Tuition fees seemed to bother this gentleman in particular, he stated that if he had been able to apply to university one year earlier he would have paid around £3,000 instead of £9,000 a year.  When this young man finishes his degree he will have to pay £27000 back! And that is if he gains a job -which in the current climate he may find issues with. That may be an increase of around 17000 from what current students have to re-pay? Why is there such a big gap? And will this mean that our debts will be higher as a Nation due to tuition fees?

Another comment that the young man made was that our previous industries have become more popular in other countries and he felt that we cannot currently compete. I have heard other people talk about our lack of industry, what is the reason for this? And has this a connection to our current economic status? If we were more self-sufficient industrially would we be able to provide a boost to ourselves economically?

The connection here lies with this, as the young man stated ‘How can we boost our industry when university fees have risen to £9000’.

And I ask myself not for the first time ‘how does our education system support people to secure work and to be creative, is it by giving them the option too choose creative subjects at GCSE and A LEVEL to then be charged £27000 to gain a degree?’. Surely there is another way to harvest our Nations talents and encourage experimentation/expression in the hopes of supporting industry?
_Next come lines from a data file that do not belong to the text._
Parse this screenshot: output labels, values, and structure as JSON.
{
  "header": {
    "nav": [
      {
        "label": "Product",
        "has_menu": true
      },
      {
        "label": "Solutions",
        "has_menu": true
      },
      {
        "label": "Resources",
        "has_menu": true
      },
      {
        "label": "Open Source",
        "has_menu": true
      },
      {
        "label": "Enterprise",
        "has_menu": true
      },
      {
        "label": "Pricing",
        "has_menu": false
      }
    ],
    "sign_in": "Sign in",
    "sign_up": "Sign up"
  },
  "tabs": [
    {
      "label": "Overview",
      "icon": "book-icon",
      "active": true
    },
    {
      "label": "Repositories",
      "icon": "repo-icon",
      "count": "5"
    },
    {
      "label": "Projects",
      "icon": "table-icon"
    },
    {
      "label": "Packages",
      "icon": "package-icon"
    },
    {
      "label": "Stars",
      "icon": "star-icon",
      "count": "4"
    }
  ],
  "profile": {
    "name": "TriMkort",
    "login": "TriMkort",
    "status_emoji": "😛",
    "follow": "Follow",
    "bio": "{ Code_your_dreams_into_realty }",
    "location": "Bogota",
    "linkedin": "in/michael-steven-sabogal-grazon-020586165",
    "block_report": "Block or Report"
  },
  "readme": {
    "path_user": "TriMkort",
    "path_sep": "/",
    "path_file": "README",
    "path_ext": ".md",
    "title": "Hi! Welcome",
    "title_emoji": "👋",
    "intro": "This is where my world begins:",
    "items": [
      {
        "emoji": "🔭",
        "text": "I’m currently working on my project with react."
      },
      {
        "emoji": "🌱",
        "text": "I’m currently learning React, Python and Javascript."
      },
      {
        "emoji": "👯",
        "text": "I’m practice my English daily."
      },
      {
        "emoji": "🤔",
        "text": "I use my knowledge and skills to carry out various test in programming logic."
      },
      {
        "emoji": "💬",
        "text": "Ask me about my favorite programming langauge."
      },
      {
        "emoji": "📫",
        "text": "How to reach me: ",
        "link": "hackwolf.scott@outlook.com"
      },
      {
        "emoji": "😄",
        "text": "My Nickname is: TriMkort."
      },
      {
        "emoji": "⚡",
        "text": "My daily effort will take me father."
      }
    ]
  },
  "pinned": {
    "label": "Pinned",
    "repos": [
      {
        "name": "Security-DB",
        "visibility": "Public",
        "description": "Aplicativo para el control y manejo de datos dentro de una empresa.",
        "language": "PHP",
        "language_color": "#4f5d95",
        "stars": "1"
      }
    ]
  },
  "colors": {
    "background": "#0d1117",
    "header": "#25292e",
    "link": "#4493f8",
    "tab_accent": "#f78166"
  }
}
Please comment back to me any opinions, advice or information on this topic whether controversial or in some form of development.


Thank You